Shoshana Wayne Gallery is pleased to present Salon 2017 a group exhibition featuring work by Chie Fueki, Rachel Lachowicz, Abdul Mazid, Dakota Noot, Izhar Patkin, Jeanne Silverthorne, and Shirley Tse. Each artist is guided by a desire to decode and problematize visual and linguistic signs and symbols. The exhibition will be on view September 2nd through September 30th, 2017, with an opening reception on Saturday September 9th from 5-7pm.

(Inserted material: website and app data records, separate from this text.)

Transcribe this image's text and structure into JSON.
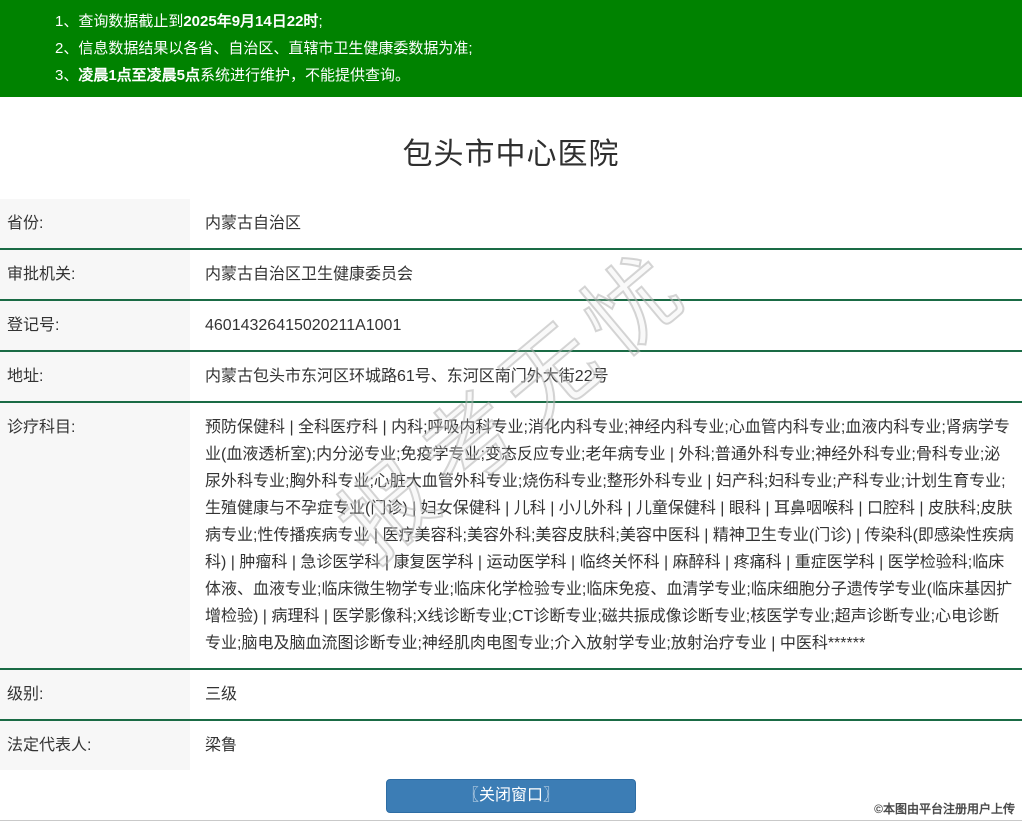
{
  "banner": {
    "bg_color": "#008200",
    "items": [
      {
        "pre": "1、查询数据截止到",
        "bold": "2025年9月14日22时",
        "post": ";"
      },
      {
        "pre": "2、信息数据结果以各省、自治区、直辖市卫生健康委数据为准;",
        "bold": "",
        "post": ""
      },
      {
        "pre": "3、",
        "bold": "凌晨1点至凌晨5点",
        "post": "系统进行维护，不能提供查询。"
      }
    ]
  },
  "page": {
    "title": "包头市中心医院"
  },
  "table": {
    "rows": [
      {
        "label": "省份:",
        "value": "内蒙古自治区"
      },
      {
        "label": "审批机关:",
        "value": "内蒙古自治区卫生健康委员会"
      },
      {
        "label": "登记号:",
        "value": "46014326415020211A1001"
      },
      {
        "label": "地址:",
        "value": "内蒙古包头市东河区环城路61号、东河区南门外大街22号"
      },
      {
        "label": "诊疗科目:",
        "value": "预防保健科 | 全科医疗科 | 内科;呼吸内科专业;消化内科专业;神经内科专业;心血管内科专业;血液内科专业;肾病学专业(血液透析室);内分泌专业;免疫学专业;变态反应专业;老年病专业 | 外科;普通外科专业;神经外科专业;骨科专业;泌尿外科专业;胸外科专业;心脏大血管外科专业;烧伤科专业;整形外科专业 | 妇产科;妇科专业;产科专业;计划生育专业;生殖健康与不孕症专业(门诊) | 妇女保健科 | 儿科 | 小儿外科 | 儿童保健科 | 眼科 | 耳鼻咽喉科 | 口腔科 | 皮肤科;皮肤病专业;性传播疾病专业 | 医疗美容科;美容外科;美容皮肤科;美容中医科 | 精神卫生专业(门诊) | 传染科(即感染性疾病科) | 肿瘤科 | 急诊医学科 | 康复医学科 | 运动医学科 | 临终关怀科 | 麻醉科 | 疼痛科 | 重症医学科 | 医学检验科;临床体液、血液专业;临床微生物学专业;临床化学检验专业;临床免疫、血清学专业;临床细胞分子遗传学专业(临床基因扩增检验) | 病理科 | 医学影像科;X线诊断专业;CT诊断专业;磁共振成像诊断专业;核医学专业;超声诊断专业;心电诊断专业;脑电及脑血流图诊断专业;神经肌肉电图专业;介入放射学专业;放射治疗专业 | 中医科******"
      },
      {
        "label": "级别:",
        "value": "三级"
      },
      {
        "label": "法定代表人:",
        "value": "梁鲁"
      }
    ]
  },
  "footer": {
    "close_button_label": "〖关闭窗口〗",
    "upload_note": "©本图由平台注册用户上传"
  },
  "watermark": {
    "diagonal_text": "报考无忧"
  },
  "colors": {
    "banner_green": "#008200",
    "separator_green": "#1a6b45",
    "label_bg": "#f7f7f7",
    "button_blue": "#3c7db5",
    "text": "#333333"
  }
}
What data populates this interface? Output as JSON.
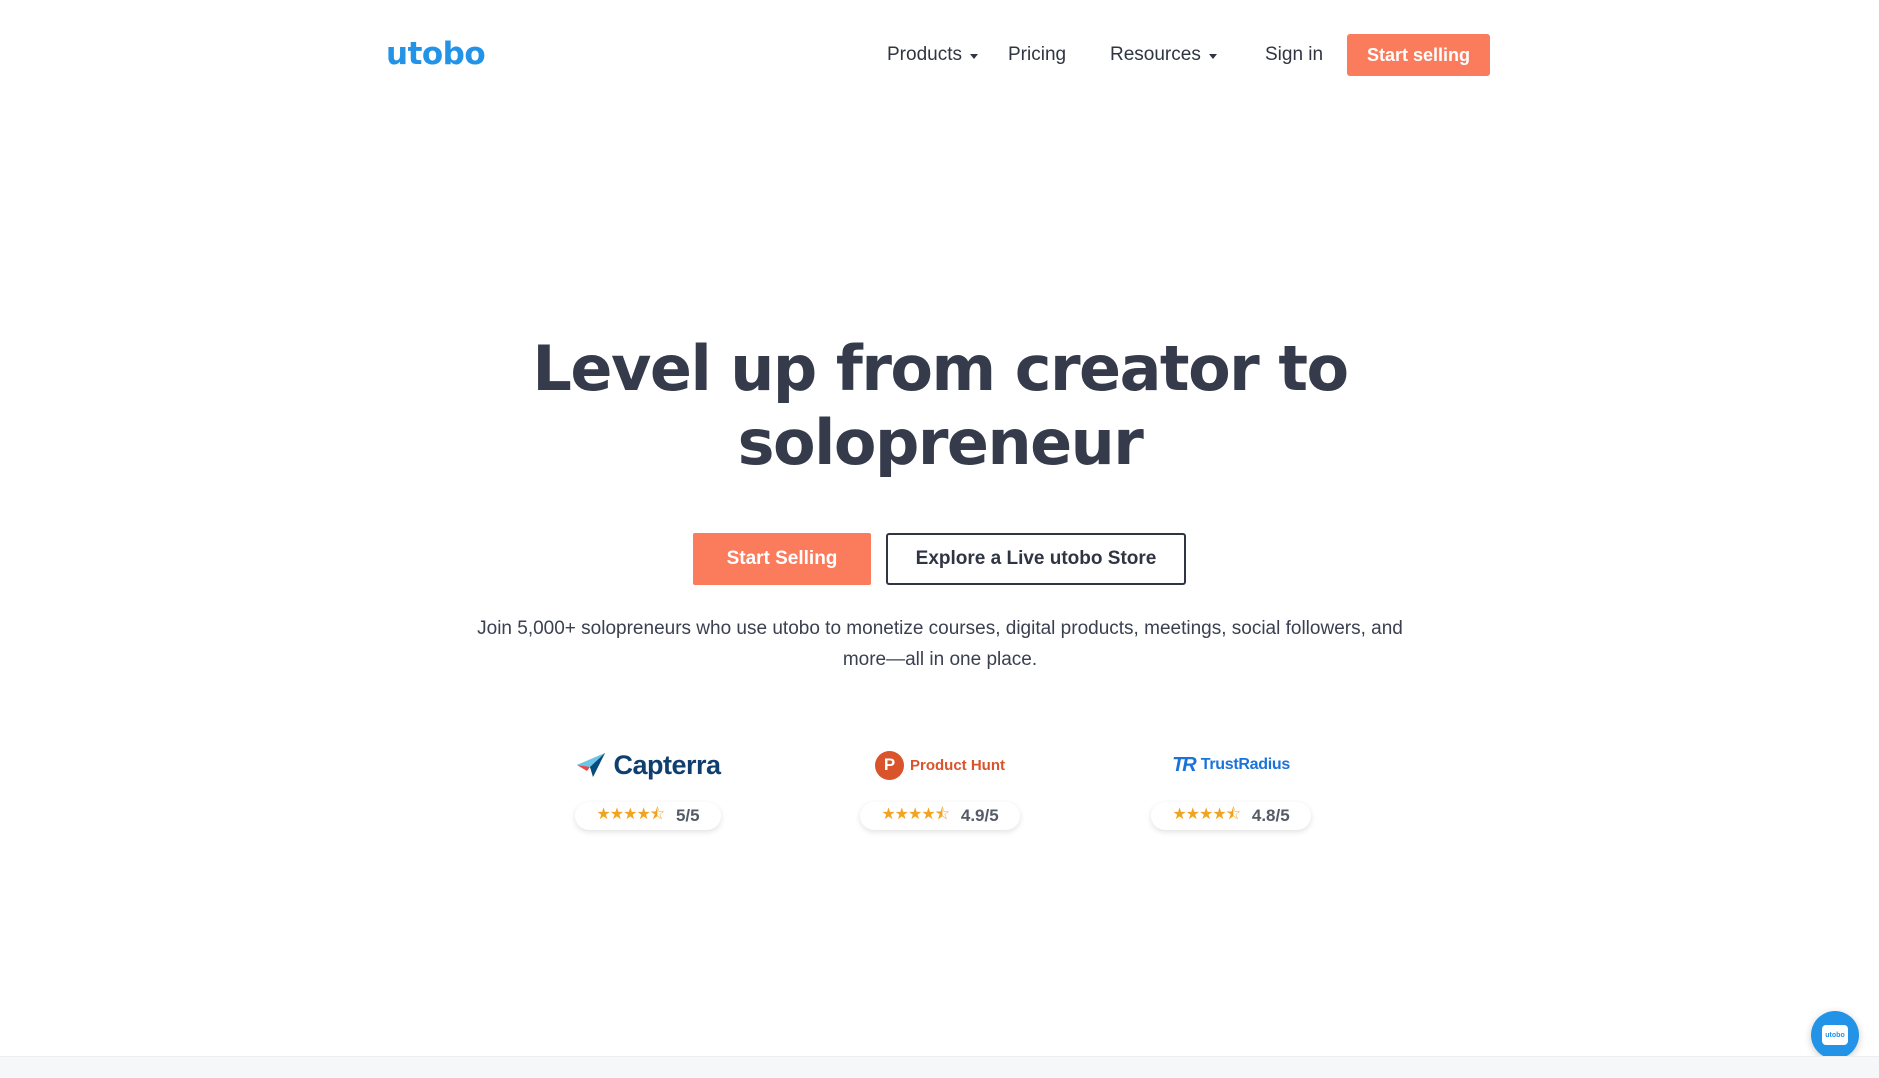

Chie Fueki’s intricately patterned and detailed mixed media paintings have references to her multi cultural background (the artist was born in Japan, raised in Brazil, and received her MFA from Yale) while also exploring the artist’s critical interest in how information is decoded through texture, light, color and surface. Fueki begins each painting by staining Japanese Mulberry paper with colored inks, layering them with many washes of pigment and often using iridescent materials. Using a rubbing technique areas of pattern are rendered in graphite. Fueki then cuts, collages and mounts her work on wooden panels over which she applies glitter, colored pencil and dots of acrylic paint.
Rachel Lachowicz’s new series of eyeshadow paintings features imagery of flowers and draws on Kant’s analytic of the beautiful and Baudrillard’s conceptualization of simulacra. In this exhibition, Lachowicz presents viewers with a flower found in nature and one that exists only in the virtual space of online gaming—discerning real versus copy is almost impossible. The slippage between real and copy relates to Lachowicz’s career-long desire to dismantle binaries and rigid demarcations of gender, pushing toward more inclusive signifiers.
Abdul Mazid’s diamond shaped glitter paintings open up a conversation about the effects of structural and systemic power/knowledge. Using a multi-step silk screen process, the artist appropriates recognizable scenes then abstracts them with the application of glitter. Selecting his references carefully and intentionally, here, Mazid pulls imagery from two iconographies of global economic power: the New York Stock Exchange trading floor and the World Series of Poker tournament in Las Vegas.
Dakota Noot explores his own hybrid identity as he reconciles the relationship between his rural North Dakota roots with his Los Angeles-based life. Noot’s dynamic canvases are saturated with color and rich visual and linguistic signs and symbols. The artist presents his own portrait in various states: between man and woman, human and animal, abstract and figurative all the while suggesting the grotesque, the humorous and the pleasurable are one and the same.
Izhar Patkin’s paintings from his “Gardens for the Global City” series embodies the artist’s interest in cultural pluralism. These works employ a reverse painting method with the artist starting from the back pushing paint through the front of the wire mesh screen to achieve a carpet effect. Patkin’s paintings emphasize the artist’s hand and the physical act of painting while, at the same time, revealing his ambivalence toward globalization.
Jeanne Silverthorne’s cast rubber Venus Flytrap with Xeres Blue (Extinct) sets forth the artist’s preoccupation with death and desire. What might be mistaken for melancholy can also be read as imbued with vitality and humor. For Silverthorne, the seemingly mundane contents of the studio and its various states of disarray are rich sites for excavation.
Shirley Tse’s vibrant yellow sculpture titled Varicella Zoster occupies the west gallery as its title suggests with thousands of zip ties radiating from a single nucleus. True to her practice, Tse visualizes heterogeneity through sculpture and installation. From multiplicities of difference on the same plane to the negotiation of an integrated whole, Tse examines the semiotics of plastics and expands the language of movement using common objects to suspend subjectivity, destabilize categories, and call attention to the interstitial.
For more information please contact Alana Parpal: firstname.lastname@example.org